- -Mike Damiani
One of these stories that Koizumi developed, likely in conjunction with Tanabe who was in charge of the game script, was the Imprisoning War. This particular story becomes arguably the most pivotal series of events in the entire Zelda chronology as well as the basis of an entire game in whose development he would play a major role just five years later. Unfortunately, the story was not written with future games in mind. A Link to the Past being only the third Zelda game, Miyamoto and the rest of the developers had not yet learned of the series' future success and the importance of leaving stories ambiguous enough that they can be expanded upon in future games. Because of this, the Imprisoning War story faces a lot of inconsistencies and possible retcons as more stories are built around it. The positive outcome then is of course that theorists have the opportunity to come up with clever ways of making sense out of it.
The next game that Koizumi worked on did not have this problem. For Link's Awakening, fellow writer Tanabe was given by the game's director, Takashi Tezuka, a list of things not to include in the game: there would be no Hyrule, no Triforce, and no Zelda. This gave him and Koizumi a lot more freedom to implement their superb story ideas without the burden of keeping the canon in mind. Tanabe explains, "I recall having a lot of trouble with storyline consistency in ALttP, and this meant I could leave out the stuff that got bottlenecked. … I then wrote a script that fit my vision of an egg hatching on a mountaintop ending the world with Koizumi's 'Your dream? Or someone else's dream?' Koizumi worked on the main thread of the story and I did the odd characters."
Following with most of the early Zelda titles, which were developed gameplay first, story second, they didn't need a writer until later in development. When the time came to work on the story, they called Koizumi in from another division. Like his last Zelda game, he came in to work on the manual, and again, it didn't have much of a story in place, so he had to make it up himself. Link's Awakening had a unique development process, which was more like an after-school club than the disciplined teams with well-defined roles that create software today. People did whatever work needed to be done, and Koizumi ended up making the story for the entire game. Miyamoto didn't give the team much attention as producer, so Koizumi had almost free reign as long as he didn't push the story too much and make Miyamoto angry.

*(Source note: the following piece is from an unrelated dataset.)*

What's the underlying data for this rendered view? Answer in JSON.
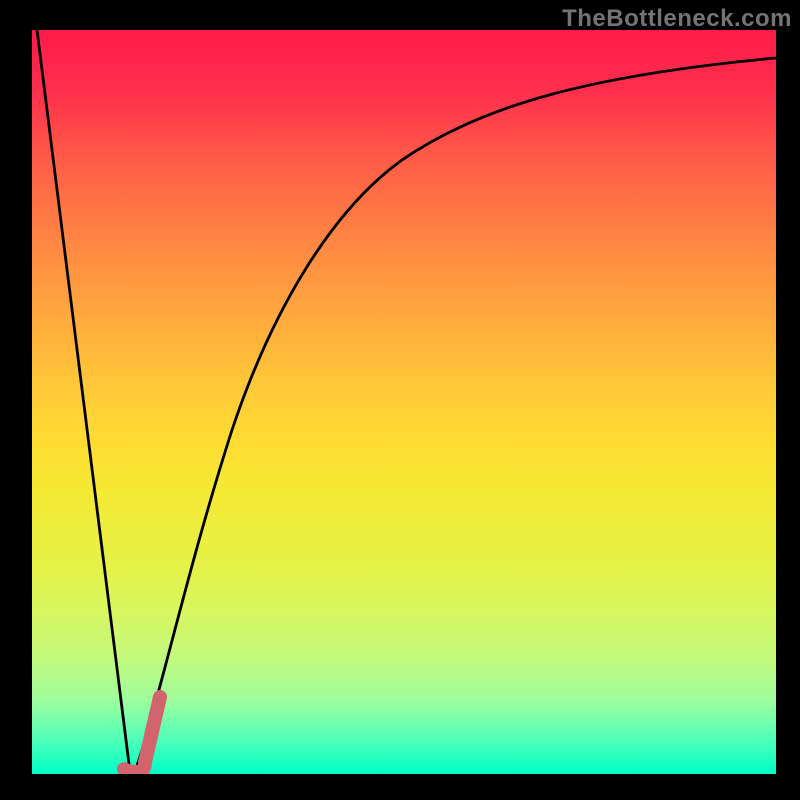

- "So when it came to Link's Awakening, I wanted to make something that, while it would be small enough in scope to easily understand, it would have deep and distinctive characteristics."
- -Takashi Tezuka

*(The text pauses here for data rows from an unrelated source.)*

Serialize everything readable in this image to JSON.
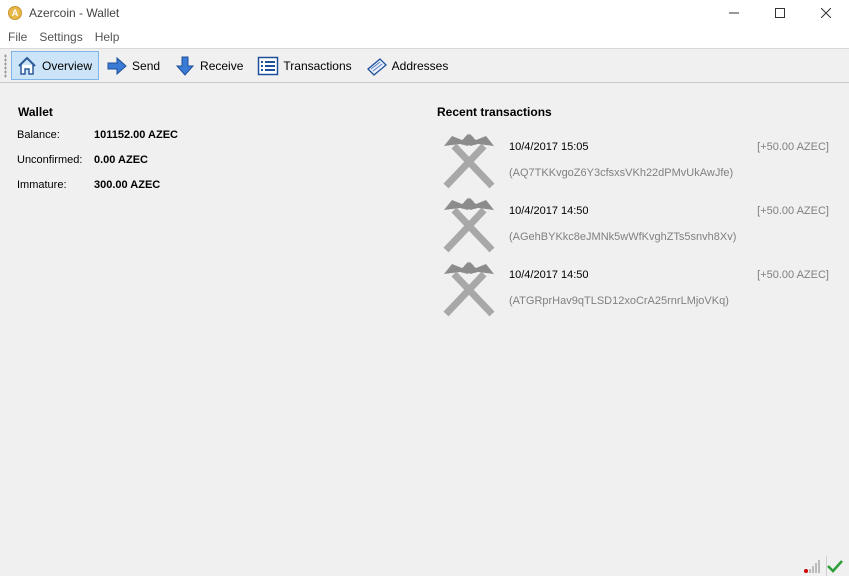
{
  "window": {
    "title": "Azercoin - Wallet",
    "controls": [
      "minimize-icon",
      "maximize-icon",
      "close-icon"
    ]
  },
  "menu": [
    {
      "label": "File"
    },
    {
      "label": "Settings"
    },
    {
      "label": "Help"
    }
  ],
  "toolbar": [
    {
      "label": "Overview",
      "icon": "home-icon",
      "active": true
    },
    {
      "label": "Send",
      "icon": "send-arrow-icon",
      "active": false
    },
    {
      "label": "Receive",
      "icon": "receive-arrow-icon",
      "active": false
    },
    {
      "label": "Transactions",
      "icon": "list-icon",
      "active": false
    },
    {
      "label": "Addresses",
      "icon": "address-book-icon",
      "active": false
    }
  ],
  "wallet": {
    "title": "Wallet",
    "balance_label": "Balance:",
    "balance_value": "101152.00 AZEC",
    "unconfirmed_label": "Unconfirmed:",
    "unconfirmed_value": "0.00 AZEC",
    "immature_label": "Immature:",
    "immature_value": "300.00 AZEC"
  },
  "recent": {
    "title": "Recent transactions",
    "items": [
      {
        "date": "10/4/2017 15:05",
        "amount": "[+50.00 AZEC]",
        "address": "(AQ7TKKvgoZ6Y3cfsxsVKh22dPMvUkAwJfe)",
        "icon": "mining-hammers-icon"
      },
      {
        "date": "10/4/2017 14:50",
        "amount": "[+50.00 AZEC]",
        "address": "(AGehBYKkc8eJMNk5wWfKvghZTs5snvh8Xv)",
        "icon": "mining-hammers-icon"
      },
      {
        "date": "10/4/2017 14:50",
        "amount": "[+50.00 AZEC]",
        "address": "(ATGRprHav9qTLSD12xoCrA25rnrLMjoVKq)",
        "icon": "mining-hammers-icon"
      }
    ]
  },
  "status": {
    "icons": [
      "network-signal-icon",
      "synced-checkmark-icon"
    ],
    "colors": {
      "synced": "#2e9e3a",
      "signal_dot": "#cc0000"
    }
  }
}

The conditions were just right to allow Koizumi to use his imagination and present to us a unique and captivating story. It was the first of its kind in Zelda, as Aonuma comments: "It wasn't until The Legend of Zelda: Link's Awakening that the series started having a proper plot." Previous games had some backstory and progressive objectives, but Koizumi considers themes like "save the princess" to be goals, not story. For Link's Awakening, he was able to add characters to interact with and continue the story throughout the game. Even the Nightmares whose behaviors he designed were directly related to the story and had dialog to show it.
Ocarina of Time
The Wind Waker
- Iwata Asks: Spirit Tracks
- 1101: OoT Animations*
- OoT - Half Done By Mario*
- GDC '99*
- Spaceworld '01*
- 3-day system*
- z-target, epona*
- Iwata Asks: Zelda Handheld History
- Link's Awakening Staff interview
- Link's Awakening DX Staff Questionaire
- Interview: Super Mario Galaxy Director On Sneaking Stories Past Miyamoto, Wired, 4 Dec 2007.
- Interview: Nintendo's Unsung Star, Edge, 6 Feb 2008.
- Iwata Asks: Ocarina of Time 3D
- Zelda: Majora's Mask came to me in a dream - Koizumi
- *Some interviews used in the construction of this article are no longer available on ZD. They will be added here as they are uploaded. External links will also be changed to the corresponding ZD document.